When I was a child, my parents taught my brother and I to say the Shema before bed every night. At my day school, we prayed Shacharit first thing in the morning every day, but there wasn't much praying going on at home- except for holidays, and our bedtime Shema. I moved into my own home nearly 2 months ago, and I've found myself praying the Shema every night before bed- just like I did when I was a child. It seemed like a natural thing to do, to thank Adonai for the joys of my new domicile, where I hope to someday raise a child in our faith, in the Emanuel community. For me, saying the Shema every night is one part of what makes my new house a Jewish home. Plus, the digits that make up my address add up to 18- chai- what a happy omen!

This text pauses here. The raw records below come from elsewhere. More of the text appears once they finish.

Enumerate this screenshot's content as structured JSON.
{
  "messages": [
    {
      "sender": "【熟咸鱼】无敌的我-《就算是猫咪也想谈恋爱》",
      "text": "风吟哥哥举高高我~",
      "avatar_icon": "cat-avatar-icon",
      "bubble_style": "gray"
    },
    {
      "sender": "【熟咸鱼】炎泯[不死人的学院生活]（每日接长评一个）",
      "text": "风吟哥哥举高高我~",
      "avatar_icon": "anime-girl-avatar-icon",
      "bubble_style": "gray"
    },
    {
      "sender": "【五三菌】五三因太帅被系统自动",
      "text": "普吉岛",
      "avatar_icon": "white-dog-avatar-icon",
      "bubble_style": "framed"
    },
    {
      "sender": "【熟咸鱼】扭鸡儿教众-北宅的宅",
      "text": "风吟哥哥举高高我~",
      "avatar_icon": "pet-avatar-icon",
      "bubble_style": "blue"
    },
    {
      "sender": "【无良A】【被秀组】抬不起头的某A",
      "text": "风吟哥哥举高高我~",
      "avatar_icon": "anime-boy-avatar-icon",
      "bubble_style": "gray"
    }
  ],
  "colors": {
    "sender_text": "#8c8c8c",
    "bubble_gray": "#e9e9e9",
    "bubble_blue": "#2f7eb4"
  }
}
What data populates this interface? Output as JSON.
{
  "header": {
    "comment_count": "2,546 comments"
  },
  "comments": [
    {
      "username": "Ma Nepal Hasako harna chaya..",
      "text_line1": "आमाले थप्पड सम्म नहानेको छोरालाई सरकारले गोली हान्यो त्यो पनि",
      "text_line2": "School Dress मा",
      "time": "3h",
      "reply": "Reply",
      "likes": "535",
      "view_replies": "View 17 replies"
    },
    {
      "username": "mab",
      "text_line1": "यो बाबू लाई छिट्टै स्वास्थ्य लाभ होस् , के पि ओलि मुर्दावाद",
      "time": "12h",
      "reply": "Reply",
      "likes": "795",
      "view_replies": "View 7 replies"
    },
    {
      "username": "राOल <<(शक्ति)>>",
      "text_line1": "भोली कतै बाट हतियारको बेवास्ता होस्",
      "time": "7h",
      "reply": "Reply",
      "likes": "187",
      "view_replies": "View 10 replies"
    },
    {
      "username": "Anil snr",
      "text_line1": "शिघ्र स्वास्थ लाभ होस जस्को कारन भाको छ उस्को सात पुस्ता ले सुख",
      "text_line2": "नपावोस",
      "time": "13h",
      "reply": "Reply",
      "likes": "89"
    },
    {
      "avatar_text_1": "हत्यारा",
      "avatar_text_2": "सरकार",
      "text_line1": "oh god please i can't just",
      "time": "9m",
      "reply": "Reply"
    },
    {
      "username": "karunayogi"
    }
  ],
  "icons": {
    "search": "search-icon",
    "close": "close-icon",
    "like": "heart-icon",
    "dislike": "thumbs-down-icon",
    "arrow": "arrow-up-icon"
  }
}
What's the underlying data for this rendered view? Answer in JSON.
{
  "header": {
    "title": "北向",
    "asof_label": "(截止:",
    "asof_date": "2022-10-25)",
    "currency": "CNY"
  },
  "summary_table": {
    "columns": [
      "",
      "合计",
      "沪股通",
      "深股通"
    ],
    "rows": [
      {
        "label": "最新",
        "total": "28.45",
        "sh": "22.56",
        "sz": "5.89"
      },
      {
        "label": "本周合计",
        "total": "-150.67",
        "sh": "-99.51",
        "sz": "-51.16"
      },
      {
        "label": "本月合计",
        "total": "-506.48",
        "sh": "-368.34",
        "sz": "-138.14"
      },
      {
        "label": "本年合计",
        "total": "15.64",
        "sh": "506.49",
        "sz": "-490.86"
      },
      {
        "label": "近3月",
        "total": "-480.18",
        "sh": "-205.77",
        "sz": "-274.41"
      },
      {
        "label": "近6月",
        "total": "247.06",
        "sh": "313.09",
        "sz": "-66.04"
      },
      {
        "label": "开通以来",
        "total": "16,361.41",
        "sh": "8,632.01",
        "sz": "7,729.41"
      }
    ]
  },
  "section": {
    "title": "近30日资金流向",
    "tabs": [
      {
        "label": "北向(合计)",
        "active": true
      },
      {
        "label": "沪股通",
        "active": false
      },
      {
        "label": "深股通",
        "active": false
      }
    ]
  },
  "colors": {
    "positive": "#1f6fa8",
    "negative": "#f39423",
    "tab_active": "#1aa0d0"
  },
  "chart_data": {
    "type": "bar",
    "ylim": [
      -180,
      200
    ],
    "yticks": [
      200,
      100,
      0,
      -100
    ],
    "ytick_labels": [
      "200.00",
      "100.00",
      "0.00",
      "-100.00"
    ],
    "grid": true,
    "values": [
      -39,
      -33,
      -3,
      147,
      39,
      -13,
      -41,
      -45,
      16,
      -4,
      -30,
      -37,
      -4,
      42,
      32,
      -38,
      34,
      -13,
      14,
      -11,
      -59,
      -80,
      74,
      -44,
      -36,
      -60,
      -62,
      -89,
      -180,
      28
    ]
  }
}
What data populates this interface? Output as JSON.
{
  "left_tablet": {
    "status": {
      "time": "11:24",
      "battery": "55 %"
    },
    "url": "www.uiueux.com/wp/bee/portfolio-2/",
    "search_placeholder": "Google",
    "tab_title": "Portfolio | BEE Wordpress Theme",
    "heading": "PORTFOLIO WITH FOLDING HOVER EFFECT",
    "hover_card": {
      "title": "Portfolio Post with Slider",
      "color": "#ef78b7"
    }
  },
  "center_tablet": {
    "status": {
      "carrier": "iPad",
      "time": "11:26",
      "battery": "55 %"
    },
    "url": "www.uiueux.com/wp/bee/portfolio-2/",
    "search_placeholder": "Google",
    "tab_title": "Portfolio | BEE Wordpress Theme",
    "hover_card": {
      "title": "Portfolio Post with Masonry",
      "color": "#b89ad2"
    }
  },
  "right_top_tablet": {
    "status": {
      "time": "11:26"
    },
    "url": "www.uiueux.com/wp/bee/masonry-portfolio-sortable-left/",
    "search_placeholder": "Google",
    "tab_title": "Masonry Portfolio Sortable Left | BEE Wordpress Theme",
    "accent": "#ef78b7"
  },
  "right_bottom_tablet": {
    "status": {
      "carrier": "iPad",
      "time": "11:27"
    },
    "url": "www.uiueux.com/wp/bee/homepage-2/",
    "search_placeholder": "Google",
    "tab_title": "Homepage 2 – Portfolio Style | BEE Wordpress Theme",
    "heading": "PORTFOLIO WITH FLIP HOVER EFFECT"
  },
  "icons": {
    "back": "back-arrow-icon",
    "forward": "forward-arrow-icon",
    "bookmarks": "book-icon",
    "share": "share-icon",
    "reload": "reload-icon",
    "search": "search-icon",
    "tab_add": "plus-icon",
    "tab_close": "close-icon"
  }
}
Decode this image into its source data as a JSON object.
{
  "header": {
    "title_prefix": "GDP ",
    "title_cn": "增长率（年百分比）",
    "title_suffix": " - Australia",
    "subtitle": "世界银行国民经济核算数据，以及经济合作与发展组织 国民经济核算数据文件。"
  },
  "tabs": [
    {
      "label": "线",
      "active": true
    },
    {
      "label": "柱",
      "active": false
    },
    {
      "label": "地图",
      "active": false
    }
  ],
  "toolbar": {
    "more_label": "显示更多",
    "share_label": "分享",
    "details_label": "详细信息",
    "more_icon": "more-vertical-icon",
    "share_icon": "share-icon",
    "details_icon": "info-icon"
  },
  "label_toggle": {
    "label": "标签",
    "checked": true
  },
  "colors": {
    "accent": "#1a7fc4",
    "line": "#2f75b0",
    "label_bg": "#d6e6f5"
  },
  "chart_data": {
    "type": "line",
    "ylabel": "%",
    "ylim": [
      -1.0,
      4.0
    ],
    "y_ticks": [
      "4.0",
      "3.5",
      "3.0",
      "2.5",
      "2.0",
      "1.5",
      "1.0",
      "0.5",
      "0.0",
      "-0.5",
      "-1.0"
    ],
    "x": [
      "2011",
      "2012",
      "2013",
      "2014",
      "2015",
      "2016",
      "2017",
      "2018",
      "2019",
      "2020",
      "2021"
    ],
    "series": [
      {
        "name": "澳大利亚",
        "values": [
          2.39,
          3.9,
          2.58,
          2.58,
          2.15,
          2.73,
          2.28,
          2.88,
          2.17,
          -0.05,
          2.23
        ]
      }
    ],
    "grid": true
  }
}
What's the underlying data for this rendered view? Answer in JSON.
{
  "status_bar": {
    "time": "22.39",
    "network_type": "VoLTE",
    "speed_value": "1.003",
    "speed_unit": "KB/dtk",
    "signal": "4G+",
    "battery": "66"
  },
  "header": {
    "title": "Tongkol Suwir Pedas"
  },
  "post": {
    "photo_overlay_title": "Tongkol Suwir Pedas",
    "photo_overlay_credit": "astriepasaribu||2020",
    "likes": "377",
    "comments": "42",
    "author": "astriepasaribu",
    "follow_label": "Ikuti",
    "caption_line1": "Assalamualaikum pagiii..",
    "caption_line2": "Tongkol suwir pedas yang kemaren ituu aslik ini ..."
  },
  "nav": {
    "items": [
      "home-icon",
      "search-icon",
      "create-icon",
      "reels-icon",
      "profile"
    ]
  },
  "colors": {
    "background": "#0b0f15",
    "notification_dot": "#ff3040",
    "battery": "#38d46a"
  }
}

In what ways do we make our houses Emanuel homes? Perhaps your child(ren)'s ECRS projects are hanging on the fridge, or maybe you have photos of Emanuel friends on your desk. Hopefully our post-Bnai Mitzvah aged kids still have their WRJ candlesticks and MOE Kiddush cups, and the Tanakh they received on their bookshelves. As former students of Cantor Shelly, we hope our Bnai Mitzvah alumni and their families will join us for the Bnai Mitzvah Reunion Share Shabbat on April 12th- a part of our Legacy Weekend celebrating Cantor Shelly's 25th anniversary! Speaking of the Cantor, I have a houseplant she cultivated for me, and when I see it every morning I am grateful for our community all over again. That little potted palm tree is a wonderful metaphor for how much we grow and evolve as Jews and as Emanuelites. All we need to nurture our faith is a little water, a little sunlight, good intentions, dedicated care, a supportive synagogue community, and a blessing or two.